■ Work instructions ■
Repeat the entries exactly but omit the pictures.

■ Data to examine ■
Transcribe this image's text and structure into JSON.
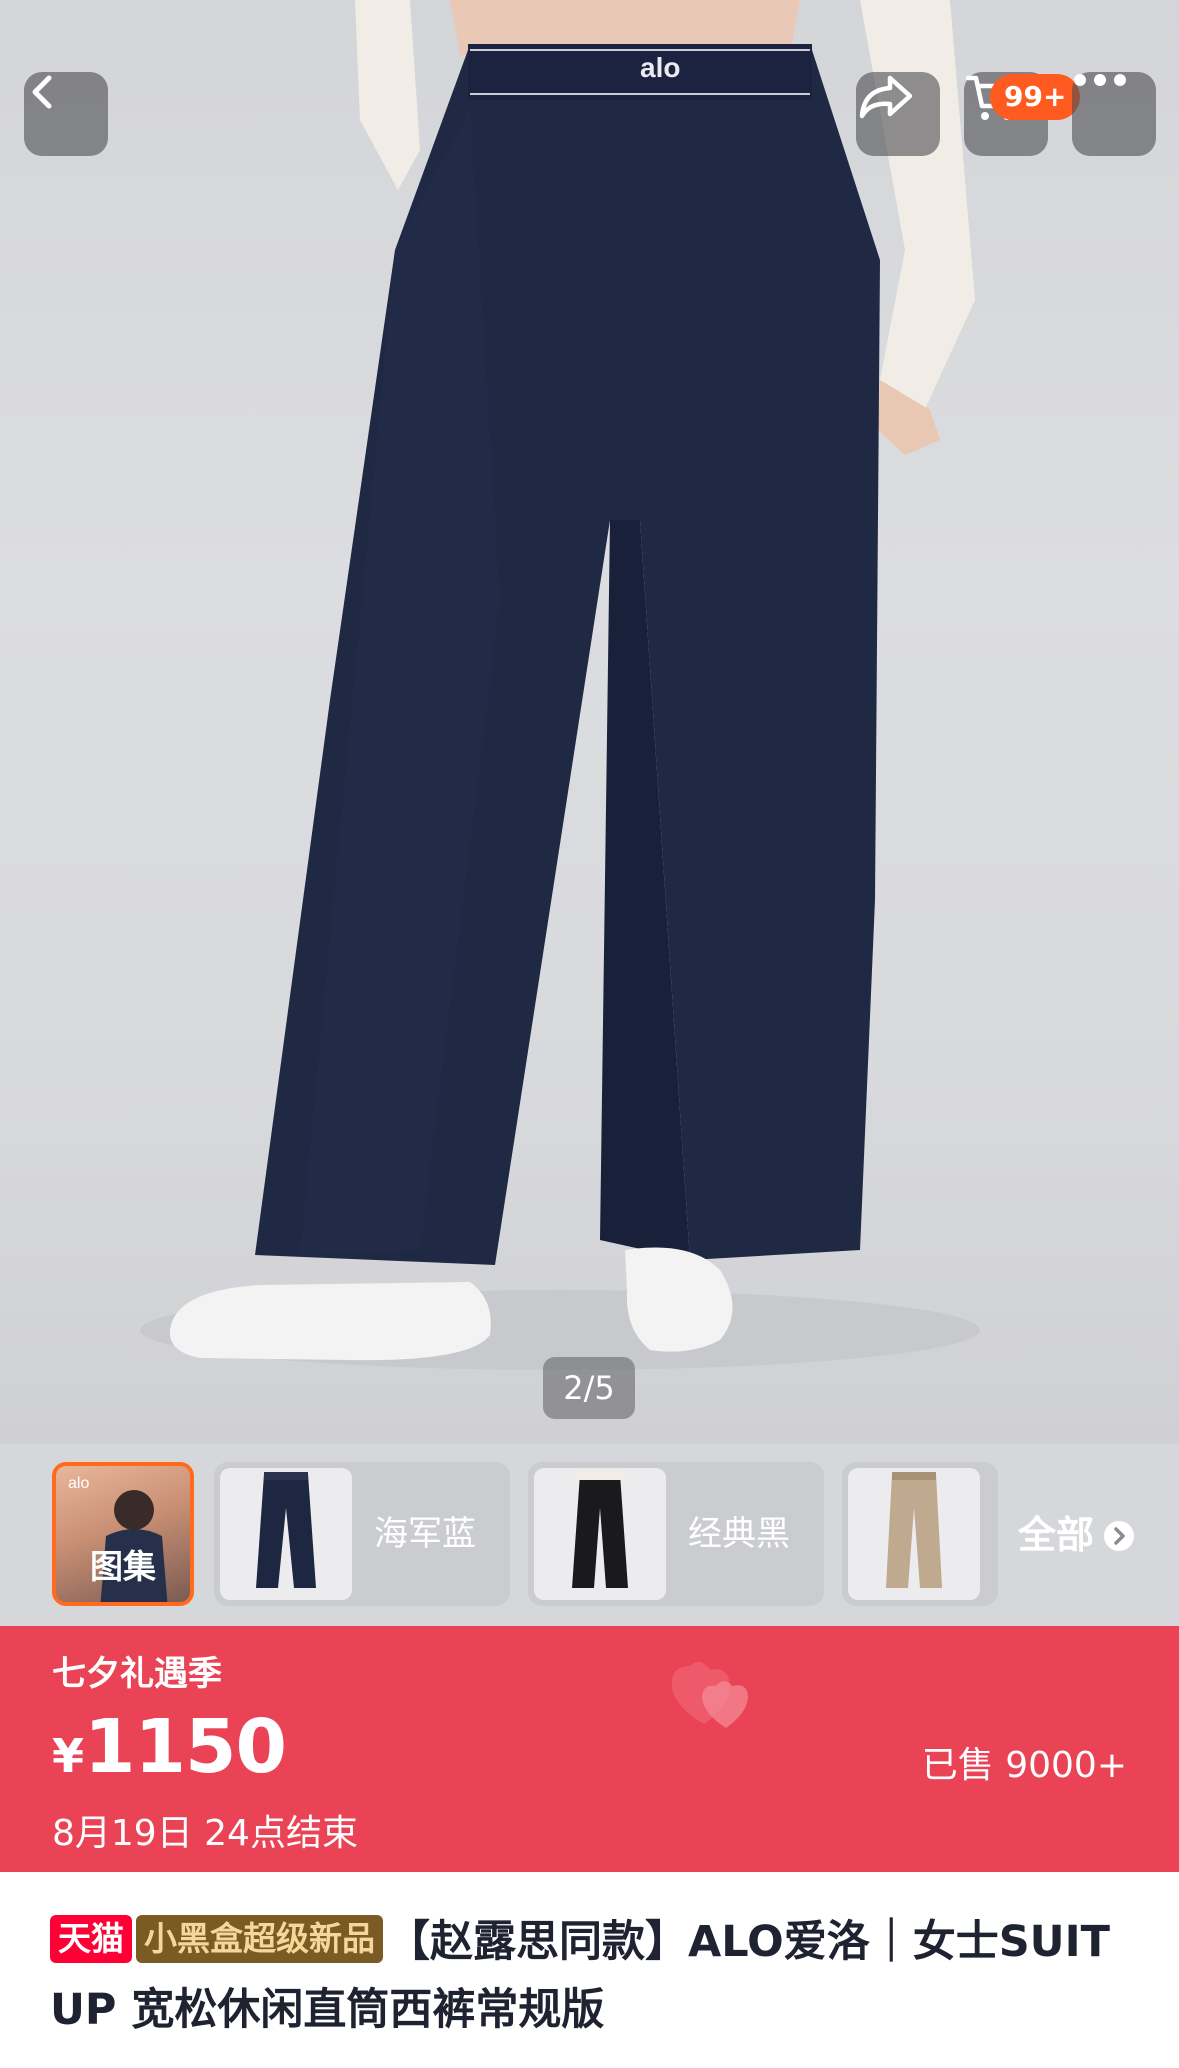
{
  "nav": {
    "cart_badge": "99+"
  },
  "hero": {
    "brand_logo": "alo",
    "image_counter": "2/5"
  },
  "variants": {
    "gallery_label": "图集",
    "items": [
      {
        "label": "海军蓝",
        "color": "#1e2742"
      },
      {
        "label": "经典黑",
        "color": "#1a1a1c"
      },
      {
        "label": "",
        "color": "#bfa98f"
      }
    ],
    "all_label": "全部"
  },
  "price_banner": {
    "promo_title": "七夕礼遇季",
    "currency": "¥",
    "price": "1150",
    "deadline": "8月19日 24点结束",
    "sold": "已售 9000+",
    "background_color": "#ea4356"
  },
  "title": {
    "tag_tmall": "天猫",
    "tag_new": "小黑盒超级新品",
    "text": "【赵露思同款】ALO爱洛｜女士SUIT UP 宽松休闲直筒西裤常规版"
  },
  "icons": [
    "back-arrow-icon",
    "share-icon",
    "cart-icon",
    "more-icon",
    "chevron-right-icon",
    "heart-icon"
  ]
}
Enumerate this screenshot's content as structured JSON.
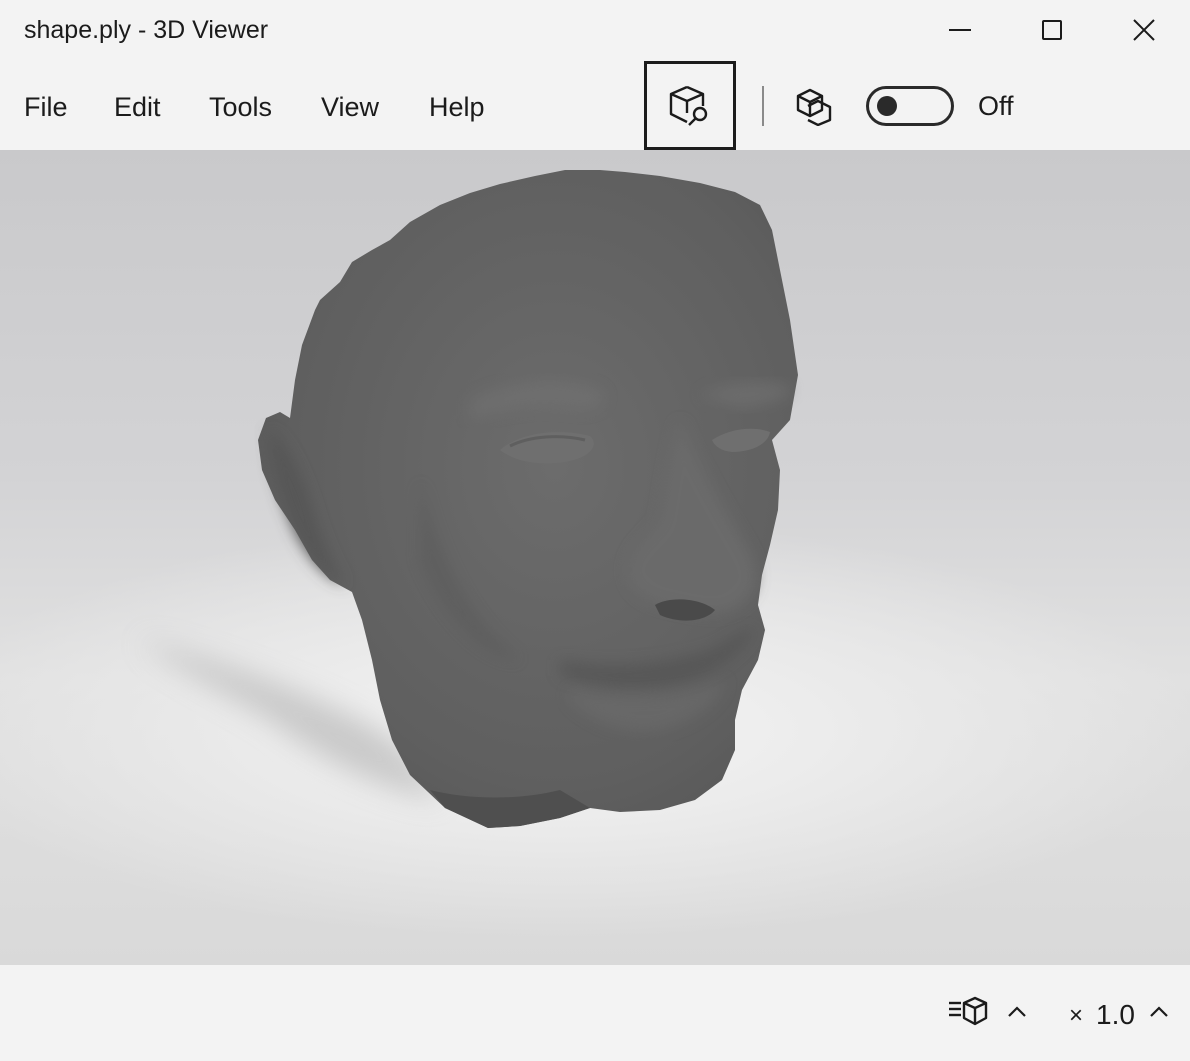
{
  "window": {
    "title": "shape.ply - 3D Viewer",
    "controls": [
      "minimize-icon",
      "maximize-icon",
      "close-icon"
    ]
  },
  "menu": {
    "items": [
      {
        "label": "File"
      },
      {
        "label": "Edit"
      },
      {
        "label": "Tools"
      },
      {
        "label": "View"
      },
      {
        "label": "Help"
      }
    ]
  },
  "toolbar": {
    "inspect_icon": "cube-search-icon",
    "compare_icon": "cube-compare-icon",
    "toggle_state": "Off"
  },
  "viewport": {
    "model": "3d-head-model",
    "model_color": "#626262"
  },
  "status": {
    "view_icon": "cube-list-icon",
    "scale_prefix": "×",
    "scale_value": "1.0"
  }
}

■ Result ■
Transcribe this image's text and structure into JSON.
{
  "nav": {
    "cart_badge": "99+"
  },
  "hero": {
    "brand_logo": "alo",
    "image_counter": "2/5"
  },
  "variants": {
    "gallery_label": "图集",
    "items": [
      {
        "label": "海军蓝",
        "color": "#1e2742"
      },
      {
        "label": "经典黑",
        "color": "#1a1a1c"
      },
      {
        "label": "",
        "color": "#bfa98f"
      }
    ],
    "all_label": "全部"
  },
  "price_banner": {
    "promo_title": "七夕礼遇季",
    "currency": "¥",
    "price": "1150",
    "deadline": "8月19日 24点结束",
    "sold": "已售 9000+",
    "background_color": "#ea4356"
  },
  "title": {
    "tag_tmall": "天猫",
    "tag_new": "小黑盒超级新品",
    "text": "【赵露思同款】ALO爱洛｜女士SUIT UP 宽松休闲直筒西裤常规版"
  },
  "icons": [
    "back-arrow-icon",
    "share-icon",
    "cart-icon",
    "more-icon",
    "chevron-right-icon",
    "heart-icon"
  ]
}
Enumerate this screenshot's content as structured JSON.
{
  "window": {
    "title": "shape.ply - 3D Viewer",
    "controls": [
      "minimize-icon",
      "maximize-icon",
      "close-icon"
    ]
  },
  "menu": {
    "items": [
      {
        "label": "File"
      },
      {
        "label": "Edit"
      },
      {
        "label": "Tools"
      },
      {
        "label": "View"
      },
      {
        "label": "Help"
      }
    ]
  },
  "toolbar": {
    "inspect_icon": "cube-search-icon",
    "compare_icon": "cube-compare-icon",
    "toggle_state": "Off"
  },
  "viewport": {
    "model": "3d-head-model",
    "model_color": "#626262"
  },
  "status": {
    "view_icon": "cube-list-icon",
    "scale_prefix": "×",
    "scale_value": "1.0"
  }
}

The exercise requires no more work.